about parameters.

**Q**: What on Earth do you mean by a "probabilistic
guarantee"?

**A**: That either the right value of the parameter is in the
confidence set,
*or* you get very unlucky with the data (how unlucky depends on the
confidence level), *or* the model is
wrong. Unlike
coherence, coverage connects you to reality. This is basically why
Haavelmo told the
econometricians, back in the
day, that they needed confidence intervals, not point estimates.

**Q**: So how did the econometricians come to make fetishes of
unbiased point-estimators and significance tests of equality constraints?

**A**: No doubt for the same reason they became convinced that
linear and logistic regression was all you'd ever need to deal with any
empirical data ever.

**Q**: *Any*way, that "get the model right" part seems
pretty tricky.

**A**: *Everyone* is going to have to deal with that.
(You certainly still have to worry about mis-specification
with Bayesian updating.) You can
test your modeling
assumptions, and you can weaken them so you are less susceptible to
mis-specification.

**Q**: Don't you get weaker conclusions — in this case,
bigger confidence intervals — from weaker modeling assumptions?

**A**: That's an unavoidable trade-off, and it's certainly not
evaded by going Bayesian (as Rebonato knows full well). With very weak, and
therefore very defensible, modeling assumptions, the confidence interval on,
say, the 99.5% VaR may be so broad that you can't devise any sensible strategy
which copes with that whole range of uncertainty, but that's the math's way of
telling you that you don't have enough data, and enough understanding of the
data, to talk about once-in-two-thousand-year events. I suppose that, if they
have financial engineers in
the stationary
state, they might eventually be able to look back on enough
sufficiently-converged data to do something at the 99% or even 99.5% level.

**Q**: Wait, doesn't that suggest that there is a *much
bigger* problem with all of this?
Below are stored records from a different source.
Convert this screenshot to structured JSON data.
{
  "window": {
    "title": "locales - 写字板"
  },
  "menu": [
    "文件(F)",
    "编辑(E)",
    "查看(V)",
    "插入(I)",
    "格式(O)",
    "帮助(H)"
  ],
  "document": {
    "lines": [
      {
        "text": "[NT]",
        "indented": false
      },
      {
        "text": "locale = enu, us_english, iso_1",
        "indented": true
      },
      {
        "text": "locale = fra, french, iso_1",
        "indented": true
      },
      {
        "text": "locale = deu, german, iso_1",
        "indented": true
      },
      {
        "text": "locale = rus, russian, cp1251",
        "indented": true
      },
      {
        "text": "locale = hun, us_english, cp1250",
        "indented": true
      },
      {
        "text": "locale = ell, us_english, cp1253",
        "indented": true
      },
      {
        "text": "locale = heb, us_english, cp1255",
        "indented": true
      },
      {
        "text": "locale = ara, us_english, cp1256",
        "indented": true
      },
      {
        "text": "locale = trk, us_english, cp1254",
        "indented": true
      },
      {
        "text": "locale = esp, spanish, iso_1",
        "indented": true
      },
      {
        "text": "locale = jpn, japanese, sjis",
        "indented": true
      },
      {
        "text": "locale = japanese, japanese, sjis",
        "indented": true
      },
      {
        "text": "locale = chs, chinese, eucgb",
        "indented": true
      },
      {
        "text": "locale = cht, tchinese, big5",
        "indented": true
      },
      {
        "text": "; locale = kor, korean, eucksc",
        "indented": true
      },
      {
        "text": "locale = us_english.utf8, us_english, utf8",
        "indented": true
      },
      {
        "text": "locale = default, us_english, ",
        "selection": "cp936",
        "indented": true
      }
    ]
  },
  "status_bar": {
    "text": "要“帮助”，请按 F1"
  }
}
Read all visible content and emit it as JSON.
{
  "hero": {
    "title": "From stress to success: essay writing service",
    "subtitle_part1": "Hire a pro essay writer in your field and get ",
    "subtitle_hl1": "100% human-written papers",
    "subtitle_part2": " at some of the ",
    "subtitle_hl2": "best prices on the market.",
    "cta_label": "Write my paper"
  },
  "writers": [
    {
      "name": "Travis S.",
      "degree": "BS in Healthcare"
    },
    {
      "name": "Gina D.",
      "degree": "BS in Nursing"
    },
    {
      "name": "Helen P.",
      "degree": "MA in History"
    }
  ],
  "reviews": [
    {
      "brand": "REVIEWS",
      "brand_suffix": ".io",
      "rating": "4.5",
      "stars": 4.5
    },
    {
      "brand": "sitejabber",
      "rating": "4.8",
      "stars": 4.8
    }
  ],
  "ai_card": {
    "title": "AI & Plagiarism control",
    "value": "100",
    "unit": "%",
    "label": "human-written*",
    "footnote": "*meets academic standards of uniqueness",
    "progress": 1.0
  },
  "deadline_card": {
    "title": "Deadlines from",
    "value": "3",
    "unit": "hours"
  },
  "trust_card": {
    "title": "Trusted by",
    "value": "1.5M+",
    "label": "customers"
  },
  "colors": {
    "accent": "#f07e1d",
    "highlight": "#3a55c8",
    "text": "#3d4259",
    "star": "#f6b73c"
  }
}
The economy is non-stationary, right?

**A**: Sure looks like it.

**Q**: So how can we use statistical models to forecast it?

**A**: If you want someone to solve the problem of induction,
the philosophy department is down the stairs and to the left.

*Manual trackback*: Quomodocumque;
Robert Waldmann at Angry Bear;
Brad DeLong

Bayes, anti-Bayes; Enigmas of Chance; The Dismal Science; Dialogues

Posted at June 16, 2009 09:50 | permanent link